Your objective ▸
Copy out each line below containing "timecode".
== Recorded data
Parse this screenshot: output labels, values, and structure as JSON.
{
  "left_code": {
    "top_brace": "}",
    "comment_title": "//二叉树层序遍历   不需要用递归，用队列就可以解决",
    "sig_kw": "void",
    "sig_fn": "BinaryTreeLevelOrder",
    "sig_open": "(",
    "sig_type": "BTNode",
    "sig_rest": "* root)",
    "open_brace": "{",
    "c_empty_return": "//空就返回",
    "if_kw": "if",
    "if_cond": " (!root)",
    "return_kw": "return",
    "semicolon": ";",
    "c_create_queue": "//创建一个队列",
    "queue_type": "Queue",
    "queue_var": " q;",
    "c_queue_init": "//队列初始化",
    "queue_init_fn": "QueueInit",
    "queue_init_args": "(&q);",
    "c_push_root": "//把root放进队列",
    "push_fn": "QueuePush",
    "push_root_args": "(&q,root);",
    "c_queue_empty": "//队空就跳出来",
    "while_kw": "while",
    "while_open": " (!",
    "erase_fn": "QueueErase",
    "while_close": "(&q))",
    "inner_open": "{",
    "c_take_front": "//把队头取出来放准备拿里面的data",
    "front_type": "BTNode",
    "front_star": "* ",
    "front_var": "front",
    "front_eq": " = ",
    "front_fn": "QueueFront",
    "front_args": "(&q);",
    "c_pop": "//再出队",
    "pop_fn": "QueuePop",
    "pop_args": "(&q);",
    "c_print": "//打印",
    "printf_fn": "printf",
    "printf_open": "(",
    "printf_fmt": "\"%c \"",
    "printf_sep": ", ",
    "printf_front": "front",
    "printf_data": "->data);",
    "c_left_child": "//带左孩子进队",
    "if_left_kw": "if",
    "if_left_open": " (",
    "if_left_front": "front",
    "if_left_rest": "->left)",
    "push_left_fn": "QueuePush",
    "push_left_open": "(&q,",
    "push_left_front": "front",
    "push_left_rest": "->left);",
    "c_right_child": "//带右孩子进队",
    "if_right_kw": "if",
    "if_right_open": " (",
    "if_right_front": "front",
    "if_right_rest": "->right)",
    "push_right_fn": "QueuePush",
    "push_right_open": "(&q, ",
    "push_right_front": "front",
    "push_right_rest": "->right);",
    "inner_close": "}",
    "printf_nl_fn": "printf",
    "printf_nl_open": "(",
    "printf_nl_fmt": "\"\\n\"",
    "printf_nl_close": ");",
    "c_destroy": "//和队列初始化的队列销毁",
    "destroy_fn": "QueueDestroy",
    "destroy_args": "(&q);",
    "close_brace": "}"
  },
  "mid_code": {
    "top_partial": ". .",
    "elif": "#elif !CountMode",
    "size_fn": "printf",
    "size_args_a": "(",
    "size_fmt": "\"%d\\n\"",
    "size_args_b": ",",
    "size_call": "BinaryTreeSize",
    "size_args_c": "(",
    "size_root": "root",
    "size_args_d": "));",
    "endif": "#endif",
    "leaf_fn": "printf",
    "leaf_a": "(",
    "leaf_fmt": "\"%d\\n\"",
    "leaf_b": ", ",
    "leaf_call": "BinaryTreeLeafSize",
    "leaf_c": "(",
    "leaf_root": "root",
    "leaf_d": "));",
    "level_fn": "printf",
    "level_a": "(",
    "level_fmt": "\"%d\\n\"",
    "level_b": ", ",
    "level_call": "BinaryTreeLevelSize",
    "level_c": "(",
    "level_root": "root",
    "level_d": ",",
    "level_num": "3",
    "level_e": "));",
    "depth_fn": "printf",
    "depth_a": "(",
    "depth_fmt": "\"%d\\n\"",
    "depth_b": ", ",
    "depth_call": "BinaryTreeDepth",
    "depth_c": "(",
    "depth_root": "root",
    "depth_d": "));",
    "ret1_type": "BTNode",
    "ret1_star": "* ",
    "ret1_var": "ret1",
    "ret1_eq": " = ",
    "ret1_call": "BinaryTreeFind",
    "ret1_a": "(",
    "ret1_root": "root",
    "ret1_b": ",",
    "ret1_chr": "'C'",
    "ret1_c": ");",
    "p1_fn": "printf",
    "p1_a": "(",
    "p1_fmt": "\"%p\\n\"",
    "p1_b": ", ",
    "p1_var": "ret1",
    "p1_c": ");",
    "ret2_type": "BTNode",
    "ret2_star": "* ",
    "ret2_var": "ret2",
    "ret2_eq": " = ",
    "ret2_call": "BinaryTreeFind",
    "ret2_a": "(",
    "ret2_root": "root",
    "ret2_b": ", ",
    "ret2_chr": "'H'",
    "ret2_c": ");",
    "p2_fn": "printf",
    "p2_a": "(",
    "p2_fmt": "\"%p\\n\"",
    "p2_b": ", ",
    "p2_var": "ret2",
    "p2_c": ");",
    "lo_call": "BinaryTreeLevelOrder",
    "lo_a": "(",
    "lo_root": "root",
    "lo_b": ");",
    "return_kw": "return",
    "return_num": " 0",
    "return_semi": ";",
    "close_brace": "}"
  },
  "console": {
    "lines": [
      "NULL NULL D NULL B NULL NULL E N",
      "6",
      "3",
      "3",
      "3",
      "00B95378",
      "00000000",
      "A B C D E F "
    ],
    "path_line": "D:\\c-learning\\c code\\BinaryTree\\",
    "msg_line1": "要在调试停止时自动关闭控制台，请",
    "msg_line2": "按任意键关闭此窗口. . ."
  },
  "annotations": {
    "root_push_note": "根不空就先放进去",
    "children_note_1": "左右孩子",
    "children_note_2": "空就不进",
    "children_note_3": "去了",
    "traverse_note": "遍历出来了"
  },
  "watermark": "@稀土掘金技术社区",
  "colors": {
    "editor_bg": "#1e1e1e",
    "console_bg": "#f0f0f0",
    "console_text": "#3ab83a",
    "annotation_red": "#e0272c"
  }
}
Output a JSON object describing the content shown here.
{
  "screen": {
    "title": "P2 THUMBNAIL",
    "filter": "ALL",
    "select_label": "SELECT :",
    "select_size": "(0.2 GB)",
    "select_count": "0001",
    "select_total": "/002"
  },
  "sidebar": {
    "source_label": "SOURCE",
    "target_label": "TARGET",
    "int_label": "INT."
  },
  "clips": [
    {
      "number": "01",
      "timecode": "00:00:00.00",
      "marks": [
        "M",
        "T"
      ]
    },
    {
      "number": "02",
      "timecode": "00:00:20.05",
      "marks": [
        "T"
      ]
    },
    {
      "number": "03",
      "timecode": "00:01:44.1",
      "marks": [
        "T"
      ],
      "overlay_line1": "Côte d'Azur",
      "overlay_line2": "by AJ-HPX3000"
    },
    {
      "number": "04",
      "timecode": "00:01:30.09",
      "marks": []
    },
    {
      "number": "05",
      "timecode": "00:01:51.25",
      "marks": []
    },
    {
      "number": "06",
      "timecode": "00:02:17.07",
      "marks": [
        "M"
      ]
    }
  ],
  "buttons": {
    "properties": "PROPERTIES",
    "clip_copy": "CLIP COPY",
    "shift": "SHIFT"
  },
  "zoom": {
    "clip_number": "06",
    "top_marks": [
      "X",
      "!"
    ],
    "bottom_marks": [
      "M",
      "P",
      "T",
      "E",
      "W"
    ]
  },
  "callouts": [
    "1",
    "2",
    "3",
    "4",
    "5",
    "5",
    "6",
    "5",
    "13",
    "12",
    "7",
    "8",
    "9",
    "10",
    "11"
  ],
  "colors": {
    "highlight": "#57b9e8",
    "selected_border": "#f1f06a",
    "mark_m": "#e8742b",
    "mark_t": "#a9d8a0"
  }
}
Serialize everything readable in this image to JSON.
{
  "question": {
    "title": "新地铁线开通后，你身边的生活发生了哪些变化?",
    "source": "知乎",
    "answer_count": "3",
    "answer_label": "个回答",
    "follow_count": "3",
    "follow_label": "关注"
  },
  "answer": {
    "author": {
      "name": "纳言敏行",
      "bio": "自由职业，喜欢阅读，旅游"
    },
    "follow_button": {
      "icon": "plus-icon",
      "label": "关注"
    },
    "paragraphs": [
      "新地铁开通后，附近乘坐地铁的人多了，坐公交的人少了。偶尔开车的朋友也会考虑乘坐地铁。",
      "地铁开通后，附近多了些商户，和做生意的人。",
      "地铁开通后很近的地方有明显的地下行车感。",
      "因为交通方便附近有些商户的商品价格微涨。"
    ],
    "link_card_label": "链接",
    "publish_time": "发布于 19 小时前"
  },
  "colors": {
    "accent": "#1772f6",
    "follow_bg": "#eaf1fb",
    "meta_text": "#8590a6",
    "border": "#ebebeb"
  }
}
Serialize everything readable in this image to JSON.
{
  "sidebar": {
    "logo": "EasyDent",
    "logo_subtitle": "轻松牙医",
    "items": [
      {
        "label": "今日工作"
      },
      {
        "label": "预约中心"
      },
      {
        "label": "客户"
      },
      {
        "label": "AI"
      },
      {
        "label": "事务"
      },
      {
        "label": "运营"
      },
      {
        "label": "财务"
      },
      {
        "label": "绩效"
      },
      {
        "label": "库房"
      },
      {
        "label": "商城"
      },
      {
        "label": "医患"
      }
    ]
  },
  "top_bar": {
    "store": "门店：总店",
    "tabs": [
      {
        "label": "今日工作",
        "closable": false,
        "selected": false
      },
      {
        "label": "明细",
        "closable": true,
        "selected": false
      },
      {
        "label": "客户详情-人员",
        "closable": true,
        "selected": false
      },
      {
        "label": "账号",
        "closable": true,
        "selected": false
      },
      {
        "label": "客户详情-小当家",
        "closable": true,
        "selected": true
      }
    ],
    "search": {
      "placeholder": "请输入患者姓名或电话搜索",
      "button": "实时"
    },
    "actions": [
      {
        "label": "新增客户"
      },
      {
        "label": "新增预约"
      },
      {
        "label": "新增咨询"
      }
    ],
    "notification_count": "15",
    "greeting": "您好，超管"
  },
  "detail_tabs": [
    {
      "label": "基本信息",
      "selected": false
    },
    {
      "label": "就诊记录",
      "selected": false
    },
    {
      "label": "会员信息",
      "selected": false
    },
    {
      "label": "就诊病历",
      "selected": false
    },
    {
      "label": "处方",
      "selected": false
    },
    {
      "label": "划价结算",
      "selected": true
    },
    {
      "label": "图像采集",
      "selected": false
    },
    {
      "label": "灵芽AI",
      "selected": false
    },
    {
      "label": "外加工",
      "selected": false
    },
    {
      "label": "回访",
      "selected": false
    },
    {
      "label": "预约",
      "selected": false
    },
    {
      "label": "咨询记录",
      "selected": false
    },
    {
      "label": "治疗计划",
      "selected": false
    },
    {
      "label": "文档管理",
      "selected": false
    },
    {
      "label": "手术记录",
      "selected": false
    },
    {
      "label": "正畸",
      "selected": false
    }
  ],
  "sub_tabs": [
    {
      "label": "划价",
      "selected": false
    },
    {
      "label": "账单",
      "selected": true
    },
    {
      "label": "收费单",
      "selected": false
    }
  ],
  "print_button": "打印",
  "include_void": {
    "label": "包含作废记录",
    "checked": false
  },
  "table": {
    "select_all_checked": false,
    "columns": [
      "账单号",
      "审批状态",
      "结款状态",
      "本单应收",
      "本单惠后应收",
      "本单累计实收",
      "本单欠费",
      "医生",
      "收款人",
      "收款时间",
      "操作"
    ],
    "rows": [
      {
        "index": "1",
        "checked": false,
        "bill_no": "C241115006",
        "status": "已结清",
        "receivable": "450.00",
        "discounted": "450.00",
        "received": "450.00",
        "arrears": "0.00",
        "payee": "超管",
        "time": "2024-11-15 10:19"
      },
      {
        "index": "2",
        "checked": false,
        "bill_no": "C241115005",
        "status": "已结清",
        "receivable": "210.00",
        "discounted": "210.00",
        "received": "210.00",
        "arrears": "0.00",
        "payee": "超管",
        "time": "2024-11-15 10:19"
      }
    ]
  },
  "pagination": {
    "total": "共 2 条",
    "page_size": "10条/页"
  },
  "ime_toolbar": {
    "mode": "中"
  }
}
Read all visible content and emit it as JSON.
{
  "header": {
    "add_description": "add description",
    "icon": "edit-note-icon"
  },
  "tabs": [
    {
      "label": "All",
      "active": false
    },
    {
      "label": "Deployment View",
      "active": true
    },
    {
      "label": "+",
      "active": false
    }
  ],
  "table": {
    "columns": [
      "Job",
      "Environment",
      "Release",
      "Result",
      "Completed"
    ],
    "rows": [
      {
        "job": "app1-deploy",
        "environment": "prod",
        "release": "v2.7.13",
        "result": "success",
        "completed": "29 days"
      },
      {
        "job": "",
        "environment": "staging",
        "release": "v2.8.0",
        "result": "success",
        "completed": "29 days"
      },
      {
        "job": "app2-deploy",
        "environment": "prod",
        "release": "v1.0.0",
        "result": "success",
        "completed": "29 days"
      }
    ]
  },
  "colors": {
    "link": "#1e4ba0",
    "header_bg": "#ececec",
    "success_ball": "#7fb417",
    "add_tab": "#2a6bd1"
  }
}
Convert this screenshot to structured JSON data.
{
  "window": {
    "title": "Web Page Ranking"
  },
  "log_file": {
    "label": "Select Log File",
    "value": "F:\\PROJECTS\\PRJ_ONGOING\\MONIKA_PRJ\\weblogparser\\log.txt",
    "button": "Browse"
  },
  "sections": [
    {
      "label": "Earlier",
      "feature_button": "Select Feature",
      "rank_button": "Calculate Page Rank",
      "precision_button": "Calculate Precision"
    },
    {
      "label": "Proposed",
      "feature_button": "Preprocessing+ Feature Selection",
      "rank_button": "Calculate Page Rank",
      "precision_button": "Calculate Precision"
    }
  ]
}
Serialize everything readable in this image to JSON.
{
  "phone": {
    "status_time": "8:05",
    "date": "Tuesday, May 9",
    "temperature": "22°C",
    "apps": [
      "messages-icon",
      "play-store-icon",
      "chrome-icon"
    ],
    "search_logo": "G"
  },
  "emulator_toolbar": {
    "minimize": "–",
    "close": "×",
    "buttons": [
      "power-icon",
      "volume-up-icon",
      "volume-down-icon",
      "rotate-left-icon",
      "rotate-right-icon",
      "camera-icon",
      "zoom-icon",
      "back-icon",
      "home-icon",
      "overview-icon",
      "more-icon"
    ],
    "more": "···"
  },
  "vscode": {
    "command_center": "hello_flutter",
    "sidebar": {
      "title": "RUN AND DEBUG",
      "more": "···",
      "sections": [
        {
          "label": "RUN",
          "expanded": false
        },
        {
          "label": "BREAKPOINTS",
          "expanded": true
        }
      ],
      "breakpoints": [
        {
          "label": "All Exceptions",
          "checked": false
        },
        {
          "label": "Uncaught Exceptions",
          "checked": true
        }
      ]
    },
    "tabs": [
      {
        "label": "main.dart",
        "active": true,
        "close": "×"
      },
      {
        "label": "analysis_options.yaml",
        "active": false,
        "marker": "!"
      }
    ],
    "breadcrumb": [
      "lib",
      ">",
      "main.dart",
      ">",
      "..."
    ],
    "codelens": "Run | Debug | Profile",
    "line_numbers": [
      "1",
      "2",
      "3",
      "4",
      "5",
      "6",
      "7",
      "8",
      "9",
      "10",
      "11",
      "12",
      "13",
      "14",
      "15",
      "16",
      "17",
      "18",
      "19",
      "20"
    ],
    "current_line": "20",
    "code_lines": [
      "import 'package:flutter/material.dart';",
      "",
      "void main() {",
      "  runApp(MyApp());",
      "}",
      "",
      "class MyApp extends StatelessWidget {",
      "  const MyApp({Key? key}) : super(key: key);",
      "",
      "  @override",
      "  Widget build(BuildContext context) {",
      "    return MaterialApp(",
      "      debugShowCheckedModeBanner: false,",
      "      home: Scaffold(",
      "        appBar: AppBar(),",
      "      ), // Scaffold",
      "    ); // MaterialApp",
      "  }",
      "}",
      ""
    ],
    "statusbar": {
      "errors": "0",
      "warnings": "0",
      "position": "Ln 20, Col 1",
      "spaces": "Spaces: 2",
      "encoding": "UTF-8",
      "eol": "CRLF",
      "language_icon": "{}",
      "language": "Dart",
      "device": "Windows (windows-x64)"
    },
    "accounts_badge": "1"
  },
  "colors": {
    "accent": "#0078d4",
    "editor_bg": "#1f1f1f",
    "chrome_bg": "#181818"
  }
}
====
Your solution ▸
      "timecode": "00:00:00.00",
      "timecode": "00:00:20.05",
      "timecode": "00:01:44.1",
      "timecode": "00:01:30.09",
      "timecode": "00:01:51.25",
      "timecode": "00:02:17.07",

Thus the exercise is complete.